Facebook Messenger on an iPhone XS
Facebook Messenger on an iPhone XS (Image credit: iMore)

Facebook Messenger is one of the most popular messaging platforms in the world, and in a now-removed blog post published ahead of its annual F8 developer conference, Facebook announced a heap of new features and changes coming to the platform later this year.

First on the list, Facebook is creating another version of the Messenger mobile app. Referred to as "Project LightSpeed", the app will be able to launch in under two seconds and weigh in at just 30MB. Unlike Messenger Lite that's designed for low-end hardware and omits some of Messenger's more high-end features, Project LightSpeed will offer the full Messenger experience but be based on "an entirely new code base." It's unclear when the app will be ready, however, as Facebook simply notes that it'll "take time to roll out."
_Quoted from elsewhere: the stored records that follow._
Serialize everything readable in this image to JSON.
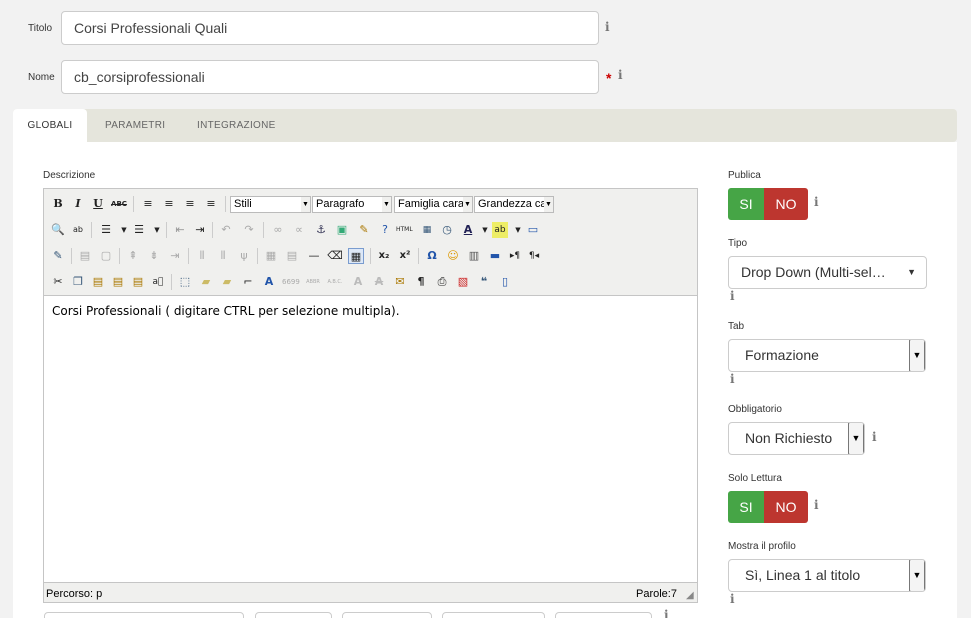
{
  "form": {
    "titolo_label": "Titolo",
    "titolo_value": "Corsi Professionali Quali",
    "nome_label": "Nome",
    "nome_value": "cb_corsiprofessionali",
    "required_mark": "*",
    "info_glyph": "i"
  },
  "tabs": [
    {
      "label": "GLOBALI",
      "active": true
    },
    {
      "label": "PARAMETRI",
      "active": false
    },
    {
      "label": "INTEGRAZIONE",
      "active": false
    }
  ],
  "editor": {
    "label": "Descrizione",
    "styles_select": "Stili",
    "format_select": "Paragrafo",
    "font_family_select": "Famiglia carat",
    "font_size_select": "Grandezza ca",
    "content_text": "Corsi Professionali ( digitare CTRL per selezione multipla).",
    "path_text": "Percorso: p",
    "word_count": "Parole:7"
  },
  "right": {
    "publica_label": "Publica",
    "publica_si": "SI",
    "publica_no": "NO",
    "tipo_label": "Tipo",
    "tipo_value": "Drop Down (Multi-sel…",
    "tab_label": "Tab",
    "tab_value": "Formazione",
    "obbligatorio_label": "Obbligatorio",
    "obbligatorio_value": "Non Richiesto",
    "sololettura_label": "Solo Lettura",
    "sololettura_si": "SI",
    "sololettura_no": "NO",
    "mostra_label": "Mostra il profilo",
    "mostra_value": "Sì, Linea 1 al titolo"
  },
  "colors": {
    "toggle_yes": "#46a546",
    "toggle_no": "#bd362f",
    "required": "#cc0000",
    "tabbar": "#e5e5dc"
  }
}
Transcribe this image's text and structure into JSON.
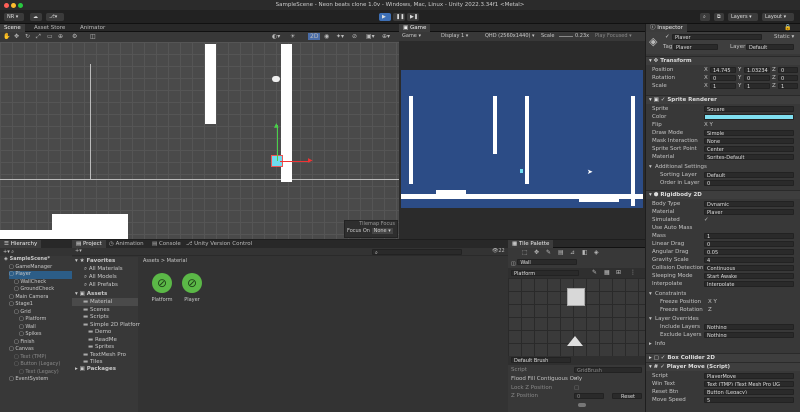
{
  "window": {
    "title": "SampleScene - Neon beats clone 1.0v - Windows, Mac, Linux - Unity 2022.3.34f1 <Metal>"
  },
  "toolbar": {
    "account": "NR",
    "layers": "Layers",
    "layout": "Layout"
  },
  "scene_tabs": [
    "Scene",
    "Asset Store",
    "Animator"
  ],
  "scene_overlay": {
    "title": "Tilemap Focus",
    "focus_label": "Focus On",
    "focus_value": "None"
  },
  "game": {
    "tab": "Game",
    "mode": "Game",
    "display": "Display 1",
    "resolution": "QHD (2560x1440)",
    "scale_label": "Scale",
    "scale_value": "0.23x",
    "play_focused": "Play Focused"
  },
  "bottom_tabs": [
    "Hierarchy",
    "Project",
    "Animation",
    "Console",
    "Unity Version Control"
  ],
  "hierarchy": {
    "items": [
      "SampleScene*",
      "GameManager",
      "Player",
      "WallCheck",
      "GroundCheck",
      "Main Camera",
      "Stage1",
      "Grid",
      "Platform",
      "Wall",
      "Spikes",
      "Finish",
      "Canvas",
      "Text (TMP)",
      "Button (Legacy)",
      "Text (Legacy)",
      "EventSystem"
    ]
  },
  "project": {
    "fav_header": "Favorites",
    "favorites": [
      "All Materials",
      "All Models",
      "All Prefabs"
    ],
    "assets_header": "Assets",
    "folders": [
      "Material",
      "Scenes",
      "Scripts",
      "Simple 2D Platformer",
      "Demo",
      "ReadMe",
      "Sprites",
      "TextMesh Pro",
      "Tiles"
    ],
    "packages": "Packages",
    "breadcrumb": "Assets > Material",
    "files": [
      "Platform",
      "Player"
    ],
    "count": "22"
  },
  "tile_palette": {
    "tab": "Tile Palette",
    "target": "Wall",
    "palette": "Platform",
    "brush": "Default Brush",
    "script_label": "Script",
    "script_value": "GridBrush",
    "flood_label": "Flood Fill Contiguous Only",
    "lock_label": "Lock Z Position",
    "zpos_label": "Z Position",
    "zpos_value": "0",
    "reset": "Reset"
  },
  "inspector": {
    "tab": "Inspector",
    "name": "Player",
    "static": "Static",
    "tag_label": "Tag",
    "tag": "Player",
    "layer_label": "Layer",
    "layer": "Default",
    "transform": {
      "title": "Transform",
      "rows": [
        {
          "label": "Position",
          "x": "14.745",
          "y": "1.03234",
          "z": "0"
        },
        {
          "label": "Rotation",
          "x": "0",
          "y": "0",
          "z": "0"
        },
        {
          "label": "Scale",
          "x": "1",
          "y": "1",
          "z": "1"
        }
      ]
    },
    "sprite_renderer": {
      "title": "Sprite Renderer",
      "rows": [
        {
          "label": "Sprite",
          "value": "Square"
        },
        {
          "label": "Color",
          "value": ""
        },
        {
          "label": "Flip",
          "value": "X   Y"
        },
        {
          "label": "Draw Mode",
          "value": "Simple"
        },
        {
          "label": "Mask Interaction",
          "value": "None"
        },
        {
          "label": "Sprite Sort Point",
          "value": "Center"
        },
        {
          "label": "Material",
          "value": "Sprites-Default"
        }
      ],
      "additional": "Additional Settings",
      "sorting_layer_label": "Sorting Layer",
      "sorting_layer": "Default",
      "order_label": "Order in Layer",
      "order": "0",
      "color": "#7fdff0"
    },
    "rigidbody": {
      "title": "Rigidbody 2D",
      "rows": [
        {
          "label": "Body Type",
          "value": "Dynamic"
        },
        {
          "label": "Material",
          "value": "Player"
        },
        {
          "label": "Simulated",
          "value": "✓"
        },
        {
          "label": "Use Auto Mass",
          "value": ""
        },
        {
          "label": "Mass",
          "value": "1"
        },
        {
          "label": "Linear Drag",
          "value": "0"
        },
        {
          "label": "Angular Drag",
          "value": "0.05"
        },
        {
          "label": "Gravity Scale",
          "value": "4"
        },
        {
          "label": "Collision Detection",
          "value": "Continuous"
        },
        {
          "label": "Sleeping Mode",
          "value": "Start Awake"
        },
        {
          "label": "Interpolate",
          "value": "Interpolate"
        }
      ],
      "constraints": "Constraints",
      "freeze_pos": "Freeze Position",
      "freeze_pos_val": "X   Y",
      "freeze_rot": "Freeze Rotation",
      "freeze_rot_val": "Z",
      "overrides": "Layer Overrides",
      "include": "Include Layers",
      "include_val": "Nothing",
      "exclude": "Exclude Layers",
      "exclude_val": "Nothing",
      "info": "Info"
    },
    "box_collider": {
      "title": "Box Collider 2D"
    },
    "player_move": {
      "title": "Player Move (Script)",
      "rows": [
        {
          "label": "Script",
          "value": "PlayerMove"
        },
        {
          "label": "Win Text",
          "value": "Text (TMP) (Text Mesh Pro UG"
        },
        {
          "label": "Reset Btn",
          "value": "Button (Legacy)"
        },
        {
          "label": "Move Speed",
          "value": "5"
        }
      ]
    }
  }
}
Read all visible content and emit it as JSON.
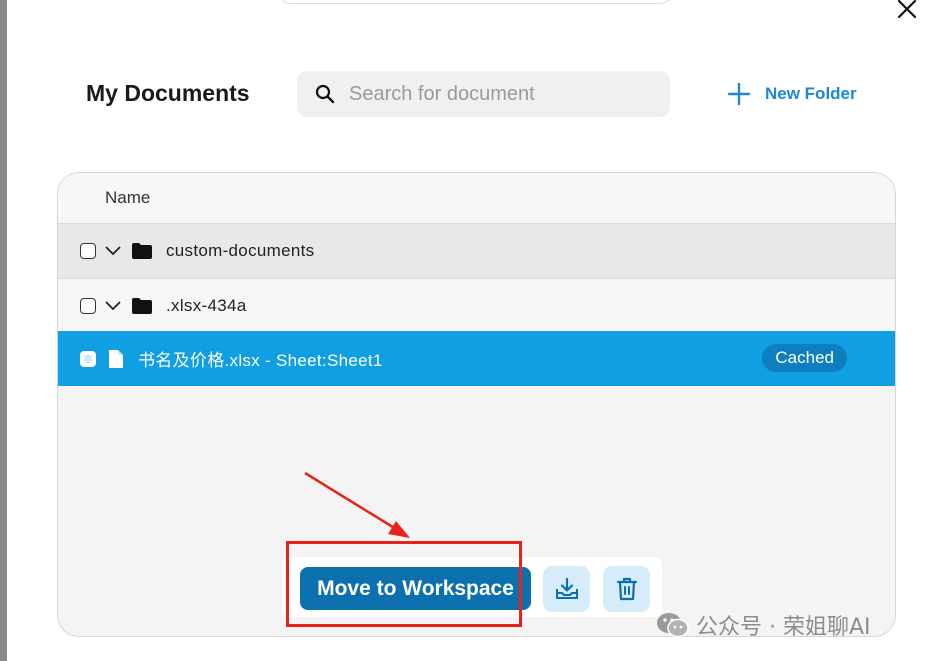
{
  "page": {
    "title": "My Documents"
  },
  "search": {
    "placeholder": "Search for document",
    "value": ""
  },
  "actions": {
    "new_folder_label": "New Folder"
  },
  "table": {
    "column_header": "Name",
    "rows": [
      {
        "type": "folder",
        "name": "custom-documents",
        "checked": false,
        "expanded": true
      },
      {
        "type": "folder",
        "name": ".xlsx-434a",
        "checked": false,
        "expanded": true
      },
      {
        "type": "file",
        "name": "书名及价格.xlsx - Sheet:Sheet1",
        "checked": true,
        "badge": "Cached",
        "selected": true
      }
    ]
  },
  "toolbar": {
    "move_label": "Move to Workspace"
  },
  "watermark": {
    "text": "公众号 · 荣姐聊AI"
  },
  "colors": {
    "accent": "#1e88d8",
    "selected_row": "#109fe3",
    "badge": "#0d7fc0",
    "move_button": "#0b70ad",
    "icon_button_bg": "#d7ecf9",
    "annotation": "#e8231b"
  },
  "icons": {
    "close": "close-icon",
    "search": "search-icon",
    "new_folder": "plus-icon",
    "chevron": "chevron-down-icon",
    "folder": "folder-icon",
    "file": "file-icon",
    "download": "download-to-tray-icon",
    "delete": "trash-icon",
    "watermark_logo": "wechat-icon"
  }
}
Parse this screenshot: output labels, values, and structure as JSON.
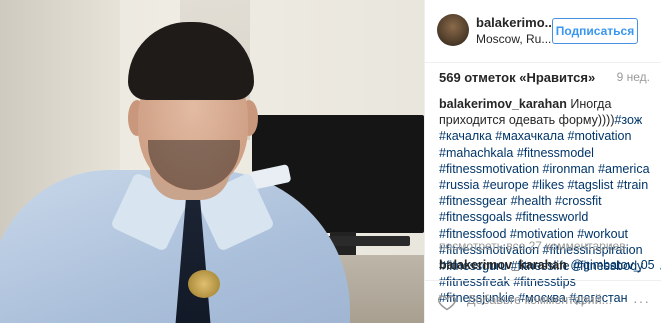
{
  "post": {
    "username": "balakerimo...",
    "location": "Moscow, Ru...",
    "follow_label": "Подписаться",
    "likes": "569 отметок «Нравится»",
    "time": "9 нед.",
    "caption_author": "balakerimov_karahan",
    "caption_text": " Иногда приходится одевать форму))))",
    "caption_tags": "#зож #качалка #махачкала #motivation #mahachkala #fitnessmodel #fitnessmotivation #ironman #america #russia #europe #likes #tagslist #train #fitnessgear #health #crossfit #fitnessgoals #fitnessworld #fitnessfood #motivation #workout #fitnessmotivation #fitnessinspiration #fitnessguru #fitnesslife #fitnessbody #fitnessfreak #fitnesstips #fitnessjunkie #москва #дагестан",
    "view_all_comments": "посмотреть все 27 комментариев",
    "comment_author": "balakerimov_karahan",
    "comment_text": " @gimbatov_05",
    "comment_emoji": " 🙏🙏",
    "add_comment_placeholder": "Добавьте комментарий...",
    "more_label": "···"
  },
  "colors": {
    "link_blue": "#003569",
    "follow_blue": "#3897f0",
    "muted": "#999999"
  },
  "icons": {
    "like": "heart-icon",
    "more": "more-options-icon"
  }
}
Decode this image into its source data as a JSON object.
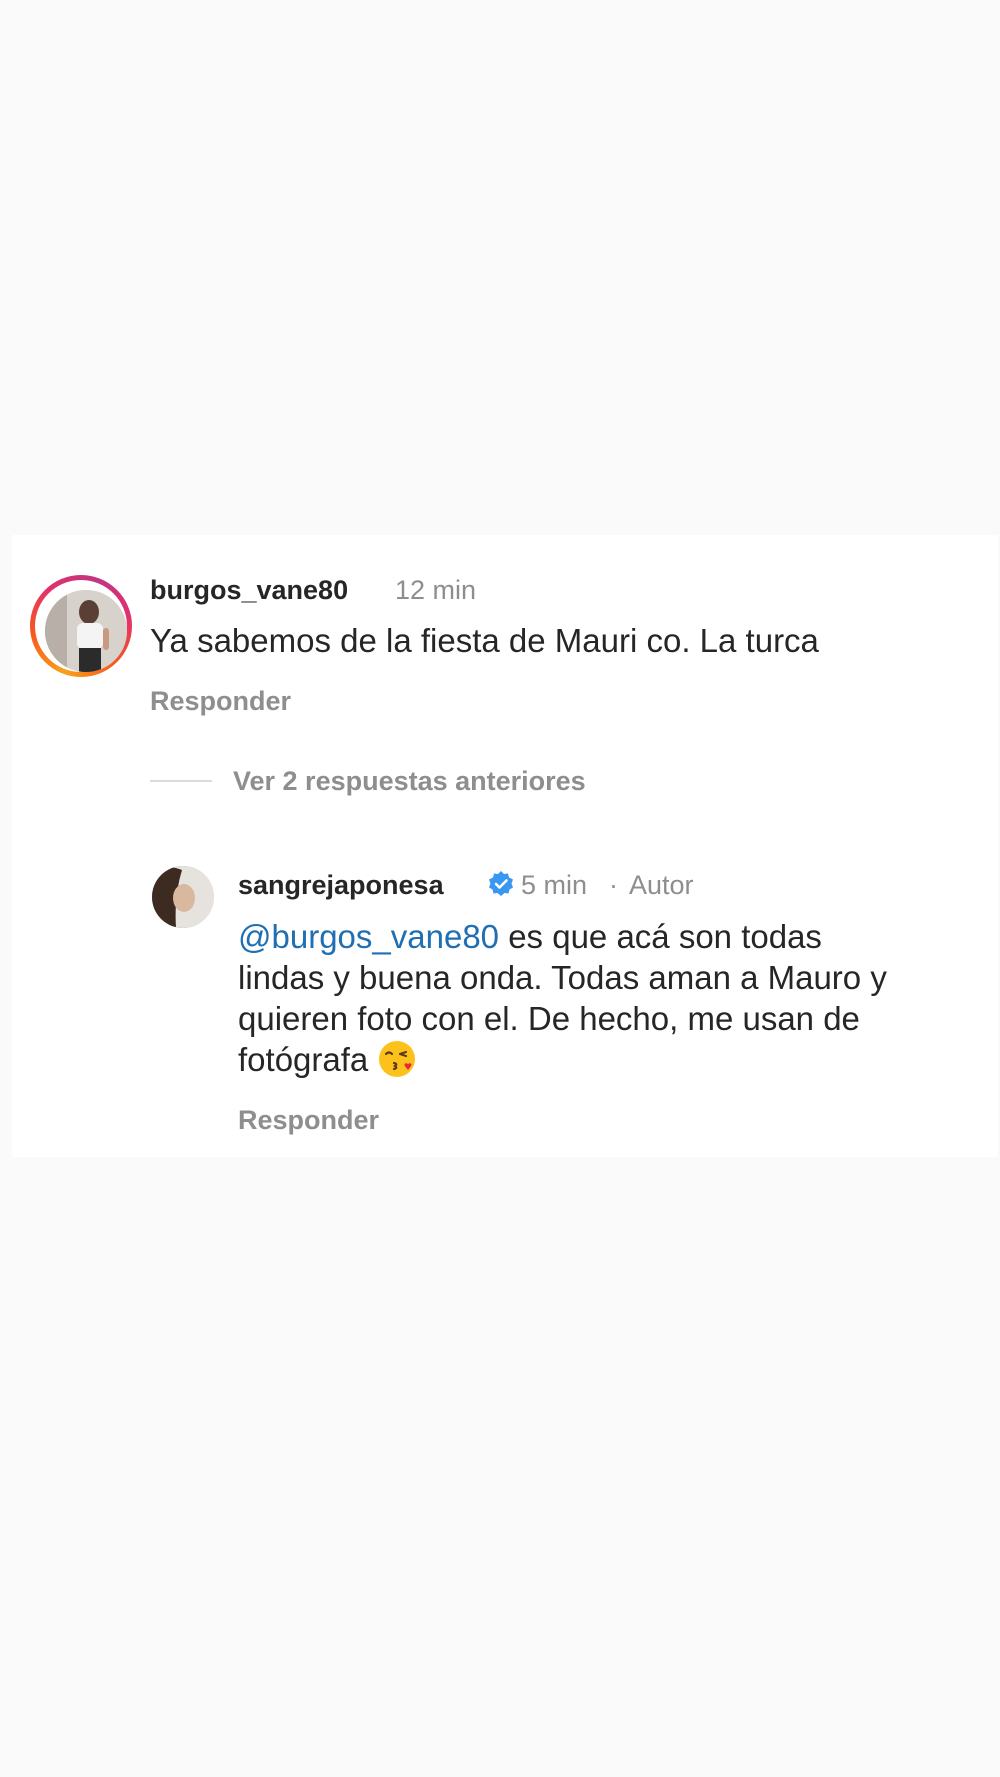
{
  "comment": {
    "username": "burgos_vane80",
    "time": "12 min",
    "text": "Ya sabemos de la fiesta de Mauri co. La turca",
    "reply_label": "Responder"
  },
  "view_replies": "Ver 2 respuestas anteriores",
  "reply": {
    "username": "sangrejaponesa",
    "time": "5 min",
    "separator": "·",
    "author_badge": "Autor",
    "mention": "@burgos_vane80",
    "line1_rest": " es que acá son todas",
    "line2": "lindas y buena onda. Todas aman a Mauro y",
    "line3": "quieren foto con el. De hecho, me usan de",
    "line4": "fotógrafa",
    "emoji_icon": "kissing-face-icon",
    "reply_label": "Responder"
  },
  "colors": {
    "mention": "#1f6fb2",
    "verified": "#3897f0"
  }
}
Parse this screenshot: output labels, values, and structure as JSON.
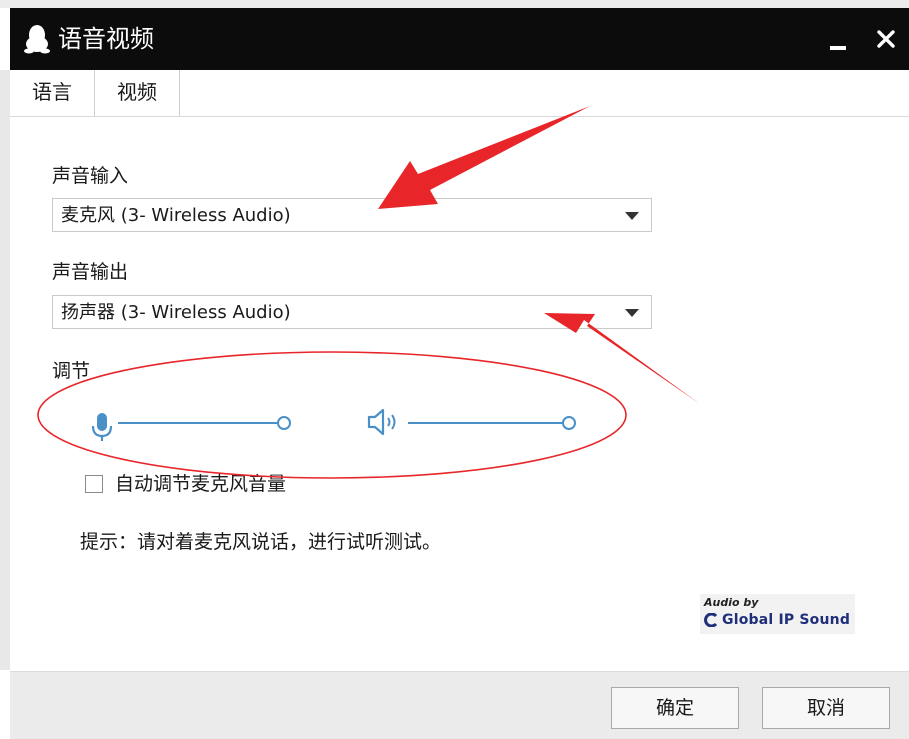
{
  "window": {
    "title": "语音视频"
  },
  "tabs": [
    {
      "label": "语言"
    },
    {
      "label": "视频"
    }
  ],
  "input": {
    "label": "声音输入",
    "device": "麦克风 (3- Wireless Audio)"
  },
  "output": {
    "label": "声音输出",
    "device": "扬声器 (3- Wireless Audio)"
  },
  "adjust": {
    "label": "调节",
    "mic_level": 1.0,
    "speaker_level": 1.0
  },
  "auto_adjust": {
    "label": "自动调节麦克风音量",
    "checked": false
  },
  "hint": "提示：请对着麦克风说话，进行试听测试。",
  "branding": {
    "top": "Audio by",
    "name": "Global IP Sound"
  },
  "buttons": {
    "ok": "确定",
    "cancel": "取消"
  },
  "colors": {
    "accent": "#4a90c8",
    "annotation": "#e8262a",
    "titlebar": "#0c0c0c"
  },
  "icons": {
    "app": "qq-penguin-icon",
    "mic": "microphone-icon",
    "speaker": "speaker-icon"
  }
}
That's not the only new Messenger app Facebook's working on, however. Also announced by the company is a Messenger desktop client for Windows and macOS. You'll be able to access all of your messages, video chat, and more in the desktop app, and according to Facebook, it'll be released at some point this year.

In addition to new apps, Facebook's also making a big push to have Messenger become more social than it is in its current form. On this note, a "Watch Together" feature is being tested that allows users to join a virtual room and watch videos with one another simultaneously. Along with that, Facebook also shared screenshots of a new Friends section that'll help you find pictures, videos, and more from your closest friends.

Last but certainly not least, Facebook is working on designing Messenger to be completely end-to-end encrypted. Although we don't have a date as to when this will be available, Facebook does note that it's "committed to making Messenger end-to-end encrypted by default."

How to enable the hidden Dark Mode on Facebook Messenger

When Joe isn't acting as the News Editor for Android Central, he can be found helping out with articles here and there at iMore. He was last spotted at Starbucks surrounded by peppermint mochas. Have a tip? Send an email to joe.maring@mobilenations.com!

4 Comments
  • Thanks for covering the topic but I will not be using anything Facebook. There will be no Facebook codes in any of my gadgets 🤣
  • Facebook Messenger getting a """""desktop app"""""", most likely an Electron app like WhatsApp where it's just a website wrapped into an app. 0% work, I can do it myself in 5 seconds with another app
  • Would be better if Apple allowed me to set my own Hosts file. I'd really like to set all Spybook to 0.0.0.0 But to the point here, it's not "end-to-end encryption" if I can't see the source. They could easily copy it at the other end and read it that way. Given what they are, there is no way they aren't reading those messages.
  • If you use a content blocker in Safari you can block all Facebook traffic. Outside of Safari, as long as you don't use Facebook then you're fine. I wouldn't trust end-to-end encryption with Facebook, I'll stick to Telegram/iMessage